Washington Post Staff Writer
Thursday, August 19, 2010; 7:05 AM
Facebook is following in the footsteps of younger social-networking sites by adding a "Places" feature that lets you share your real-world location with online friends.
As company representatives explained at an event at Facebook's Palo Alto, Calif., offices and wrote in a blog post, you'll be able to tap a "Check In" button to announce your presence at a physical location to your Facebook friends. Your check-in will then appear on that location's "place page," on your profile and in your friend's News Feeds.
Your pals, in turn, can tag you as being with them, after which you can remove that tag--similar to the way Facebook's photo-tagging feature operates.
Using this new feature requires using a version of Facebook's iPhone application, due out Wednesday night, or logging into its touch.facebook.com smartphone site on a phone that supports GPS auto-location.
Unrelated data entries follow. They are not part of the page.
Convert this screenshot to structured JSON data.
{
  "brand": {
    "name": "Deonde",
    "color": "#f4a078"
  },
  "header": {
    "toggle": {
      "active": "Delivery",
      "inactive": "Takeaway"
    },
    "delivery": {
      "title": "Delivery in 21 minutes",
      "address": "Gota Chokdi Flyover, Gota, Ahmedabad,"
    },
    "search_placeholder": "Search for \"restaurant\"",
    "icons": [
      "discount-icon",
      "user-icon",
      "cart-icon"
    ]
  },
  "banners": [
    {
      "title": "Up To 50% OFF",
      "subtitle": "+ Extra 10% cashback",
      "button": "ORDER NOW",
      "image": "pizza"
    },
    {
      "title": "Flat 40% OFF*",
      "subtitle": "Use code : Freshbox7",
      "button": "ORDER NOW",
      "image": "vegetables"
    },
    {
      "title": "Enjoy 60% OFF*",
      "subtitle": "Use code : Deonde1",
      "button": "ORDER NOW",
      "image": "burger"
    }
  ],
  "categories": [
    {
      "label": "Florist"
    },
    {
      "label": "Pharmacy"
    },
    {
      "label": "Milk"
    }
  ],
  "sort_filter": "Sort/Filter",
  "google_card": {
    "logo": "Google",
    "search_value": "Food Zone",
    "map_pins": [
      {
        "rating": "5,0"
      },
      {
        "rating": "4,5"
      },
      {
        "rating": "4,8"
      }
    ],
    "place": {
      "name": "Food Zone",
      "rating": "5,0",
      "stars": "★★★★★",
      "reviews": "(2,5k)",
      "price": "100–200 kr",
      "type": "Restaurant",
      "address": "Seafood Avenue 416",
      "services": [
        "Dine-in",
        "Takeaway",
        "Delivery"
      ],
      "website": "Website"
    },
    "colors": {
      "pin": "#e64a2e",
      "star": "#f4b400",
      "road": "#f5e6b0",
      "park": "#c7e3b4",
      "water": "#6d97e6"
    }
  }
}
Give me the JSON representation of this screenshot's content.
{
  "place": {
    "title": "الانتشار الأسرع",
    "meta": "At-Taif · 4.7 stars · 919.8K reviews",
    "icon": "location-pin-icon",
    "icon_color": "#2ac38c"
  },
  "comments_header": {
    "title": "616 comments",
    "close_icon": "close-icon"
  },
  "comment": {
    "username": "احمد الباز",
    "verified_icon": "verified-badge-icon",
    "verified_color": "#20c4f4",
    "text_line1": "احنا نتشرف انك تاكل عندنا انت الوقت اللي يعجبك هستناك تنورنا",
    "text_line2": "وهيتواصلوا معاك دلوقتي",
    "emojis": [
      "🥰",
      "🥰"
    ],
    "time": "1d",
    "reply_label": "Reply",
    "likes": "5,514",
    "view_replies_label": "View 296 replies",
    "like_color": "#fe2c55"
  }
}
On the site, you should see a "Places" tab on its home page--though I had to wait a couple of hours to see it appear on an iPhone and an Android phone.
Facebook's Places lacks the competitive aspects of the check-in features at such smaller sites as Foursquare and Yelp; you don't collect virtual badges or become the "mayor" or "duke" of an establishment by showing up there enough. Your only reward is seeing where your friends are, where you've been, and what earlier updates were posted from that spot.
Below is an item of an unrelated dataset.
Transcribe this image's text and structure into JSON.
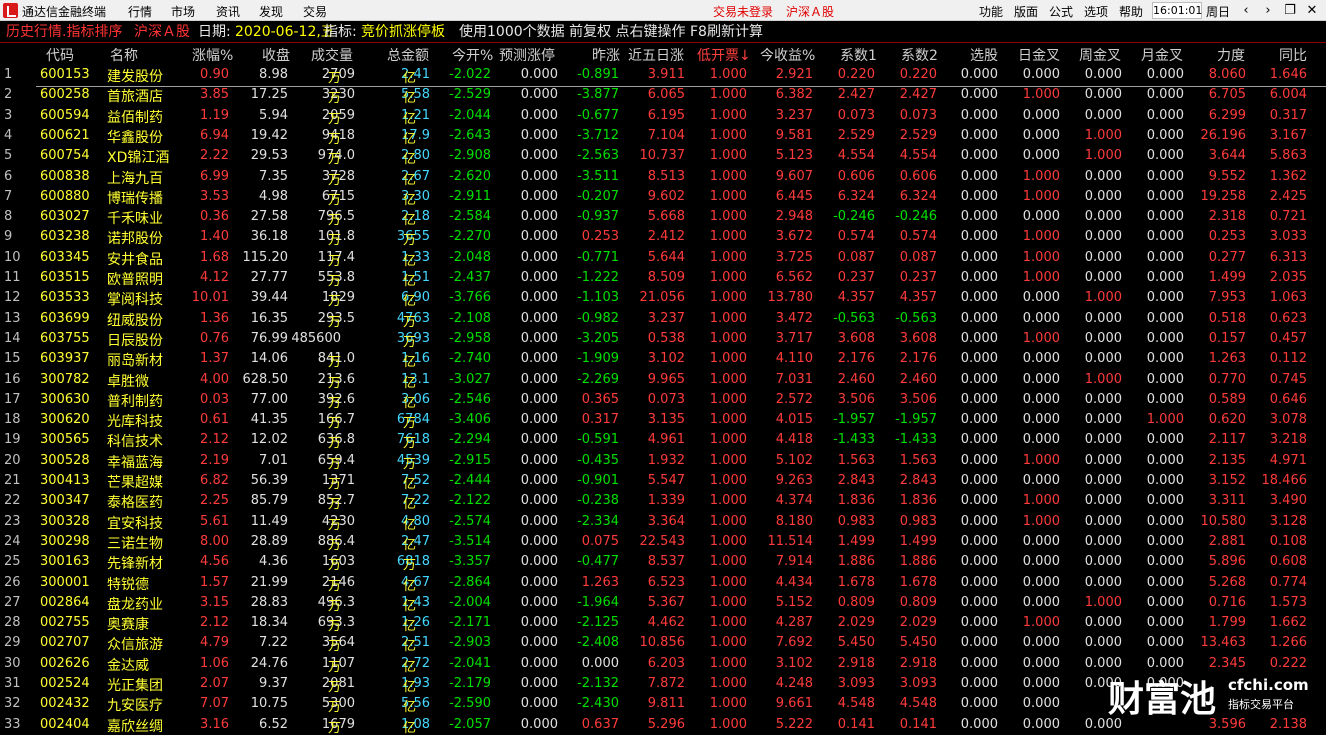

(As always, the same disclaimers apply: Post Co. Chairman and chief executive Donald E. Graham sits on Facebook's board of directors, while the newspaper and an increasing number of Post staffers, myself included, use Facebook for marketing purposes.)
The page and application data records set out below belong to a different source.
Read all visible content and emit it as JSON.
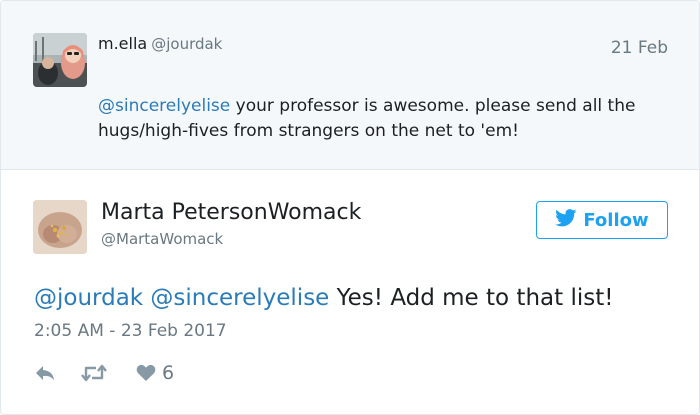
{
  "parent_tweet": {
    "display_name": "m.ella",
    "handle": "@jourdak",
    "date": "21 Feb",
    "text_mention": "@sincerelyelise",
    "text_body": " your professor is awesome. please send all the hugs/high-fives from strangers on the net to 'em!"
  },
  "main_tweet": {
    "display_name": "Marta PetersonWomack",
    "handle": "@MartaWomack",
    "follow_label": "Follow",
    "mention_1": "@jourdak",
    "mention_2": "@sincerelyelise",
    "text_body": " Yes! Add me to that list!",
    "timestamp": "2:05 AM - 23 Feb 2017",
    "like_count": "6"
  },
  "icons": {
    "follow": "twitter-bird-icon",
    "reply": "reply-icon",
    "retweet": "retweet-icon",
    "like": "heart-icon"
  },
  "colors": {
    "link": "#2b7bb9",
    "twitter_blue": "#1da1f2",
    "muted": "#697882",
    "parent_bg": "#f5f8fa"
  }
}
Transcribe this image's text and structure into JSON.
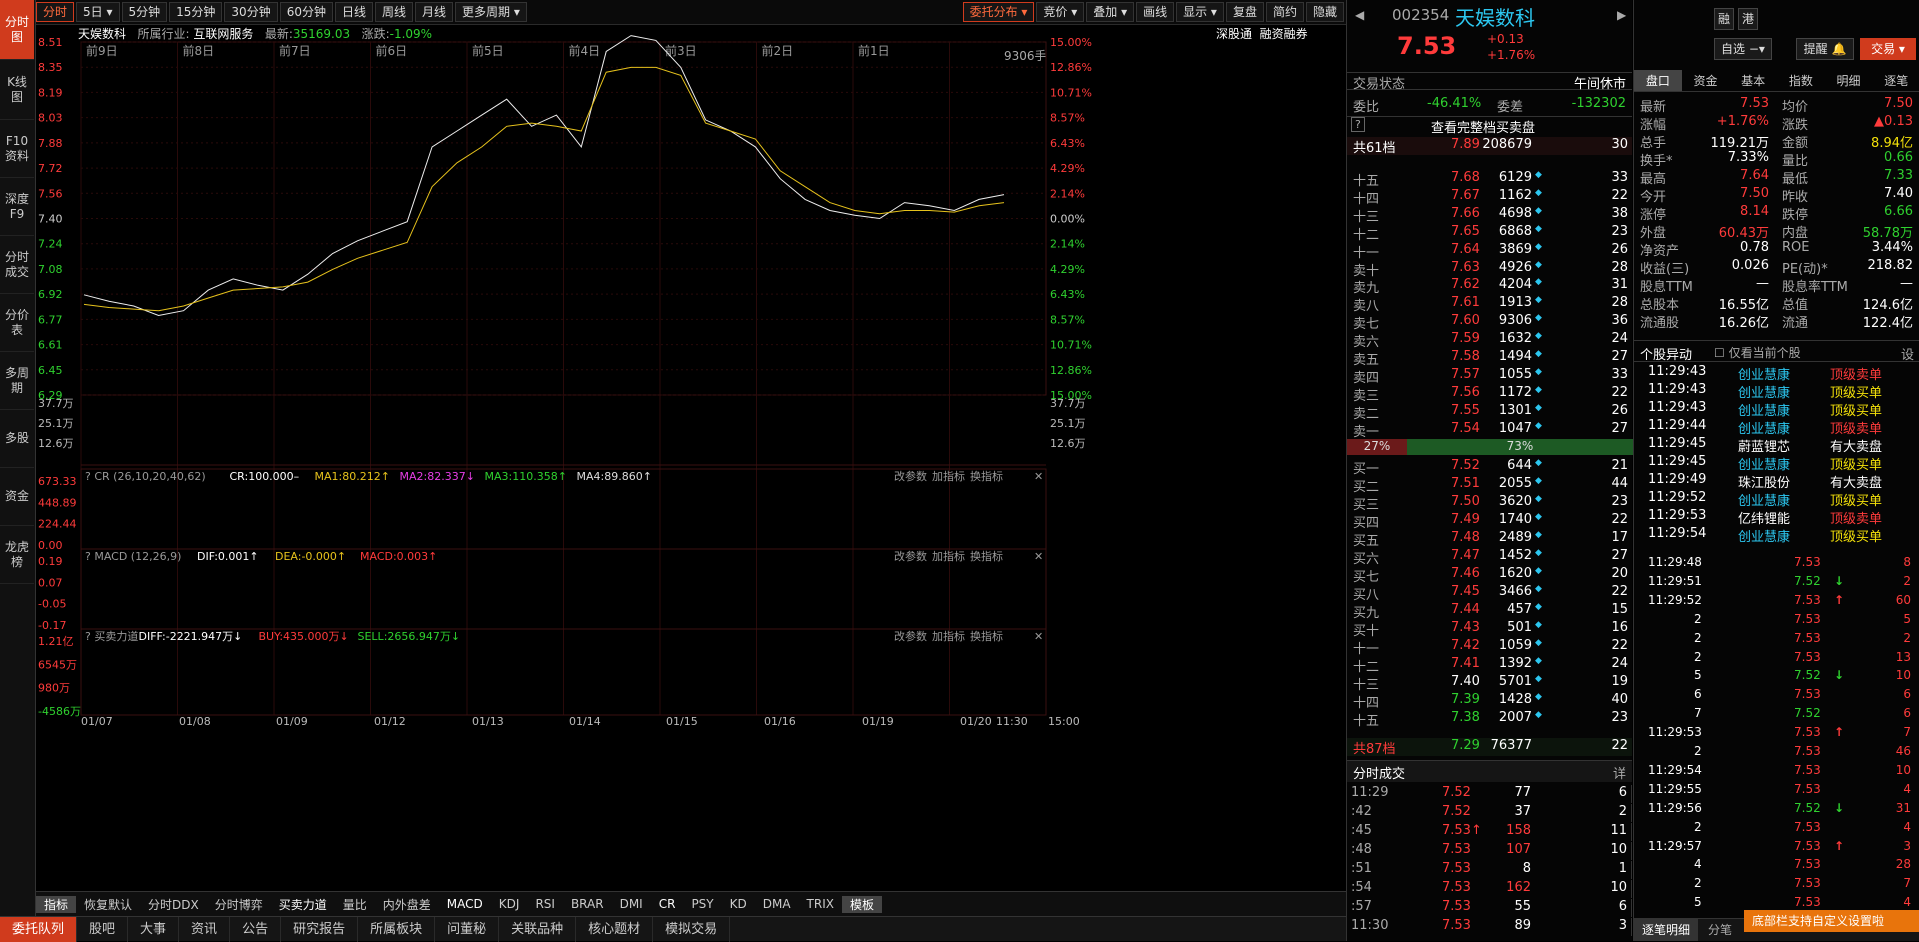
{
  "left_nav": [
    "分时图",
    "K线图",
    "F10资料",
    "深度F9",
    "分时成交",
    "分价表",
    "多周期",
    "多股",
    "资金",
    "龙虎榜"
  ],
  "toolbar": {
    "periods": [
      "分时",
      "5日",
      "5分钟",
      "15分钟",
      "30分钟",
      "60分钟",
      "日线",
      "周线",
      "月线",
      "更多周期"
    ],
    "tools": [
      "委托分布",
      "竞价",
      "叠加",
      "画线",
      "显示",
      "复盘",
      "简约",
      "隐藏"
    ]
  },
  "chart_info": {
    "name": "天娱数科",
    "industry_label": "所属行业:",
    "industry": "互联网服务",
    "latest_label": "最新:",
    "latest": "35169.03",
    "change_label": "涨跌:",
    "change": "-1.09%",
    "link1": "深股通",
    "link2": "融资融券",
    "volume_label": "9306手"
  },
  "chart_data": {
    "type": "line",
    "title": "天娱数科",
    "day_labels": [
      "前9日",
      "前8日",
      "前7日",
      "前6日",
      "前5日",
      "前4日",
      "前3日",
      "前2日",
      "前1日"
    ],
    "y_left": [
      "8.51",
      "8.35",
      "8.19",
      "8.03",
      "7.88",
      "7.72",
      "7.56",
      "7.40",
      "7.24",
      "7.08",
      "6.92",
      "6.77",
      "6.61",
      "6.45",
      "6.29"
    ],
    "y_right": [
      "15.00%",
      "12.86%",
      "10.71%",
      "8.57%",
      "6.43%",
      "4.29%",
      "2.14%",
      "0.00%",
      "2.14%",
      "4.29%",
      "6.43%",
      "8.57%",
      "10.71%",
      "12.86%",
      "15.00%"
    ],
    "ylim": [
      6.29,
      8.51
    ],
    "preclose": 7.4,
    "x_labels": [
      "01/07",
      "01/08",
      "01/09",
      "01/12",
      "01/13",
      "01/14",
      "01/15",
      "01/16",
      "01/19",
      "01/20",
      "11:30",
      "15:00"
    ],
    "series": [
      {
        "name": "price",
        "values": [
          6.92,
          6.88,
          6.85,
          6.79,
          6.82,
          6.95,
          7.02,
          6.98,
          6.95,
          7.05,
          7.18,
          7.26,
          7.32,
          7.38,
          7.85,
          7.95,
          8.05,
          8.15,
          7.98,
          8.05,
          7.85,
          8.45,
          8.55,
          8.52,
          8.35,
          8.02,
          7.95,
          7.85,
          7.65,
          7.52,
          7.45,
          7.42,
          7.4,
          7.5,
          7.48,
          7.45,
          7.52,
          7.55
        ]
      },
      {
        "name": "avg",
        "values": [
          6.86,
          6.84,
          6.83,
          6.82,
          6.85,
          6.9,
          6.95,
          6.96,
          6.97,
          7.0,
          7.08,
          7.15,
          7.2,
          7.25,
          7.6,
          7.75,
          7.85,
          7.98,
          8.0,
          7.98,
          7.95,
          8.32,
          8.35,
          8.35,
          8.3,
          8.0,
          7.95,
          7.9,
          7.7,
          7.6,
          7.5,
          7.45,
          7.43,
          7.45,
          7.45,
          7.44,
          7.48,
          7.5
        ]
      }
    ],
    "volume_axis": [
      "37.7万",
      "25.1万",
      "12.6万"
    ],
    "indicators": [
      {
        "name": "CR",
        "params": "(26,10,20,40,62)",
        "values": [
          "CR:100.000–",
          "MA1:80.212↑",
          "MA2:82.337↓",
          "MA3:110.358↑",
          "MA4:89.860↑"
        ],
        "axis": [
          "673.33",
          "448.89",
          "224.44",
          "0.00"
        ]
      },
      {
        "name": "MACD",
        "params": "(12,26,9)",
        "values": [
          "DIF:0.001↑",
          "DEA:-0.000↑",
          "MACD:0.003↑"
        ],
        "axis": [
          "0.19",
          "0.07",
          "-0.05",
          "-0.17"
        ]
      },
      {
        "name": "买卖力道",
        "params": "",
        "values": [
          "DIFF:-2221.947万↓",
          "BUY:435.000万↓",
          "SELL:2656.947万↓"
        ],
        "axis": [
          "1.21亿",
          "6545万",
          "980万",
          "-4586万"
        ]
      }
    ],
    "indicator_actions": [
      "改参数",
      "加指标",
      "换指标"
    ]
  },
  "bottom_bar": [
    "指标",
    "恢复默认",
    "分时DDX",
    "分时博弈",
    "买卖力道",
    "量比",
    "内外盘差",
    "MACD",
    "KDJ",
    "RSI",
    "BRAR",
    "DMI",
    "CR",
    "PSY",
    "KD",
    "DMA",
    "TRIX",
    "模板"
  ],
  "bottom_tabs": [
    "委托队列",
    "股吧",
    "大事",
    "资讯",
    "公告",
    "研究报告",
    "所属板块",
    "问董秘",
    "关联品种",
    "核心题材",
    "模拟交易"
  ],
  "quote": {
    "code": "002354",
    "name": "天娱数科",
    "price": "7.53",
    "chg": "+0.13",
    "pct": "+1.76%",
    "status_label": "交易状态",
    "status": "午间休市",
    "wb_label": "委比",
    "wb": "-46.41%",
    "wc_label": "委差",
    "wc": "-132302",
    "full_link": "查看完整档买卖盘",
    "sell_total": {
      "label": "共61档",
      "price": "7.89",
      "vol": "208679",
      "n": "30"
    },
    "buy_total": {
      "label": "共87档",
      "price": "7.29",
      "vol": "76377",
      "n": "22"
    },
    "sells": [
      [
        "十五",
        "7.68",
        "6129",
        "33"
      ],
      [
        "十四",
        "7.67",
        "1162",
        "22"
      ],
      [
        "十三",
        "7.66",
        "4698",
        "38"
      ],
      [
        "十二",
        "7.65",
        "6868",
        "23"
      ],
      [
        "十一",
        "7.64",
        "3869",
        "26"
      ],
      [
        "卖十",
        "7.63",
        "4926",
        "28"
      ],
      [
        "卖九",
        "7.62",
        "4204",
        "31"
      ],
      [
        "卖八",
        "7.61",
        "1913",
        "28"
      ],
      [
        "卖七",
        "7.60",
        "9306",
        "36"
      ],
      [
        "卖六",
        "7.59",
        "1632",
        "24"
      ],
      [
        "卖五",
        "7.58",
        "1494",
        "27"
      ],
      [
        "卖四",
        "7.57",
        "1055",
        "33"
      ],
      [
        "卖三",
        "7.56",
        "1172",
        "22"
      ],
      [
        "卖二",
        "7.55",
        "1301",
        "26"
      ],
      [
        "卖一",
        "7.54",
        "1047",
        "27"
      ]
    ],
    "ratio": [
      "27%",
      "73%"
    ],
    "buys": [
      [
        "买一",
        "7.52",
        "644",
        "21"
      ],
      [
        "买二",
        "7.51",
        "2055",
        "44"
      ],
      [
        "买三",
        "7.50",
        "3620",
        "23"
      ],
      [
        "买四",
        "7.49",
        "1740",
        "22"
      ],
      [
        "买五",
        "7.48",
        "2489",
        "17"
      ],
      [
        "买六",
        "7.47",
        "1452",
        "27"
      ],
      [
        "买七",
        "7.46",
        "1620",
        "20"
      ],
      [
        "买八",
        "7.45",
        "3466",
        "22"
      ],
      [
        "买九",
        "7.44",
        "457",
        "15"
      ],
      [
        "买十",
        "7.43",
        "501",
        "16"
      ],
      [
        "十一",
        "7.42",
        "1059",
        "22"
      ],
      [
        "十二",
        "7.41",
        "1392",
        "24"
      ],
      [
        "十三",
        "7.40",
        "5701",
        "19"
      ],
      [
        "十四",
        "7.39",
        "1428",
        "40"
      ],
      [
        "十五",
        "7.38",
        "2007",
        "23"
      ]
    ],
    "ticks_title": "分时成交",
    "ticks_detail": "详",
    "ticks": [
      [
        "11:29",
        "7.52",
        "77",
        "6"
      ],
      [
        ":42",
        "7.52",
        "37",
        "2"
      ],
      [
        ":45",
        "7.53↑",
        "158",
        "11"
      ],
      [
        ":48",
        "7.53",
        "107",
        "10"
      ],
      [
        ":51",
        "7.53",
        "8",
        "1"
      ],
      [
        ":54",
        "7.53",
        "162",
        "10"
      ],
      [
        ":57",
        "7.53",
        "55",
        "6"
      ],
      [
        "11:30",
        "7.53",
        "89",
        "3"
      ]
    ]
  },
  "far_right": {
    "tags": [
      "融",
      "港"
    ],
    "buttons": [
      "自选",
      "提醒",
      "交易"
    ],
    "tabs": [
      "盘口",
      "资金",
      "基本",
      "指数",
      "明细",
      "逐笔"
    ],
    "stats": [
      [
        "最新",
        "7.53",
        "均价",
        "7.50"
      ],
      [
        "涨幅",
        "+1.76%",
        "涨跌",
        "▲0.13"
      ],
      [
        "总手",
        "119.21万",
        "金额",
        "8.94亿"
      ],
      [
        "换手*",
        "7.33%",
        "量比",
        "0.66"
      ],
      [
        "最高",
        "7.64",
        "最低",
        "7.33"
      ],
      [
        "今开",
        "7.50",
        "昨收",
        "7.40"
      ],
      [
        "涨停",
        "8.14",
        "跌停",
        "6.66"
      ],
      [
        "外盘",
        "60.43万",
        "内盘",
        "58.78万"
      ],
      [
        "净资产",
        "0.78",
        "ROE",
        "3.44%"
      ],
      [
        "收益(三)",
        "0.026",
        "PE(动)*",
        "218.82"
      ],
      [
        "股息TTM",
        "—",
        "股息率TTM",
        "—"
      ],
      [
        "总股本",
        "16.55亿",
        "总值",
        "124.6亿"
      ],
      [
        "流通股",
        "16.26亿",
        "流通",
        "122.4亿"
      ]
    ],
    "movers_title": "个股异动",
    "movers_opt": "仅看当前个股",
    "movers_set": "设",
    "movers": [
      [
        "11:29:43",
        "创业慧康",
        "顶级卖单"
      ],
      [
        "11:29:43",
        "创业慧康",
        "顶级买单"
      ],
      [
        "11:29:43",
        "创业慧康",
        "顶级买单"
      ],
      [
        "11:29:44",
        "创业慧康",
        "顶级卖单"
      ],
      [
        "11:29:45",
        "蔚蓝锂芯",
        "有大卖盘"
      ],
      [
        "11:29:45",
        "创业慧康",
        "顶级买单"
      ],
      [
        "11:29:49",
        "珠江股份",
        "有大卖盘"
      ],
      [
        "11:29:52",
        "创业慧康",
        "顶级买单"
      ],
      [
        "11:29:53",
        "亿纬锂能",
        "顶级卖单"
      ],
      [
        "11:29:54",
        "创业慧康",
        "顶级买单"
      ]
    ],
    "trades": [
      [
        "11:29:48",
        "7.53",
        "",
        "8"
      ],
      [
        "11:29:51",
        "7.52",
        "↓",
        "2"
      ],
      [
        "11:29:52",
        "7.53",
        "↑",
        "60"
      ],
      [
        "2",
        "7.53",
        "",
        "5"
      ],
      [
        "2",
        "7.53",
        "",
        "2"
      ],
      [
        "2",
        "7.53",
        "",
        "13"
      ],
      [
        "5",
        "7.52",
        "↓",
        "10"
      ],
      [
        "6",
        "7.53",
        "",
        "6"
      ],
      [
        "7",
        "7.52",
        "",
        "6"
      ],
      [
        "11:29:53",
        "7.53",
        "↑",
        "7"
      ],
      [
        "2",
        "7.53",
        "",
        "46"
      ],
      [
        "11:29:54",
        "7.53",
        "",
        "10"
      ],
      [
        "11:29:55",
        "7.53",
        "",
        "4"
      ],
      [
        "11:29:56",
        "7.52",
        "↓",
        "31"
      ],
      [
        "2",
        "7.53",
        "",
        "4"
      ],
      [
        "11:29:57",
        "7.53",
        "↑",
        "3"
      ],
      [
        "4",
        "7.53",
        "",
        "28"
      ],
      [
        "2",
        "7.53",
        "",
        "7"
      ],
      [
        "5",
        "7.53",
        "",
        "4"
      ]
    ],
    "bottom_tabs": [
      "逐笔明细",
      "分笔"
    ],
    "toast": "底部栏支持自定义设置啦"
  }
}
If, however, you're already in the habit of checking into restaurants or bars on Foursquare or Yelp--or the competing services Gowalla and Booyah--you can connect those actions more directly to your Facebook identity through the new Places feature. (Representatives of those companies appeared at Facebook's event to talk about their collaboration but did not discuss the odds of their employers getting wiped off the map by Places.) A post on Facebook's developers blog explains how other sites and applications can hook into Places, and what sort of limits they'll face in doing so.
Facebook founder Mark Zuckerberg and other company officials emphasized the privacy controls built into Places. The default settings for any check-ins are to have them visible only to your Facebook friends--a more restrictive default than most of the site's standard privacy settings. There are no automatic check-ins, and on an iPhone I had to tap through two permissions dialogs to use Places. Finally, your friends can't start tagging you as being present until you authorize that activity.
But--just like in Foursquare--the ability of users to create new locations means you risk having your home become a hot spot. If enough people check into a location, it will become visible to all Facebook users nearby, at which point you can only request that your abode be removed from the database.
I don't have a problem with the check-in concept in general; I enjoy Foursquare, although I'm awfully picky about who I'll accept as a friend on that site. But the vastly wider scope of Facebook makes me a little leery of Places.
On one hand, it's not always that hard to see which Facebook friends are near you, considering the verbosity of so many Facebookers. (Not to mention that, as a new dad, my most frequent nightspot is the grocery store.) On the other hand, using Places wisely requires further customization of Facebook's privacy settings--unless you never accept friend requests from casual acquaintances, it would be foolish to broadcast your whereabouts to everybody you know on Facebook.
The big unknown is how many Facebook users will adopt this and make it part of their routine on the site. At the moment, I only see three check-ins, two from Facebook employees (I've smudged out their names and photos in the screen grab above).